## Material to process

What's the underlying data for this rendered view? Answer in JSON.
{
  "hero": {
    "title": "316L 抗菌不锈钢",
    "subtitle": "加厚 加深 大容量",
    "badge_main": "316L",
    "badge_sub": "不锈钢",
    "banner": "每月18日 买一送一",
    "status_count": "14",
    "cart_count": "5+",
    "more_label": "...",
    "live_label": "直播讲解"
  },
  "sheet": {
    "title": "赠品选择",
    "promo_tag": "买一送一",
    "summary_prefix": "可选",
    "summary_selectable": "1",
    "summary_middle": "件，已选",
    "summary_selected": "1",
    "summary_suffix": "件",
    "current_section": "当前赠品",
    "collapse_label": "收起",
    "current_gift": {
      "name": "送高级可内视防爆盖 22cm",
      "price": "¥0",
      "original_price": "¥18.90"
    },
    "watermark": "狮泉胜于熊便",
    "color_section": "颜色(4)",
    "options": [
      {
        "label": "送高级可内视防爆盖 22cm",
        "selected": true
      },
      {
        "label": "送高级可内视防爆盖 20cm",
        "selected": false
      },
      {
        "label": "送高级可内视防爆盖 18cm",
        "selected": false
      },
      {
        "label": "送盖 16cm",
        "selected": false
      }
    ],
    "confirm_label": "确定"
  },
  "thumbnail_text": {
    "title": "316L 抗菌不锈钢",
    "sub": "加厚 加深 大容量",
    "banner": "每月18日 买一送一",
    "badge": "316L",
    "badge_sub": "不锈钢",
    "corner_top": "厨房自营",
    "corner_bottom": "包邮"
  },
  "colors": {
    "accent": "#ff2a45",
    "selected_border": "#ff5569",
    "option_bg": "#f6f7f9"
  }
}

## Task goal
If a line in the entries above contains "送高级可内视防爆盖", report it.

## Output of the exercise
      "name": "送高级可内视防爆盖 22cm",
        "label": "送高级可内视防爆盖 22cm",
        "label": "送高级可内视防爆盖 20cm",
        "label": "送高级可内视防爆盖 18cm",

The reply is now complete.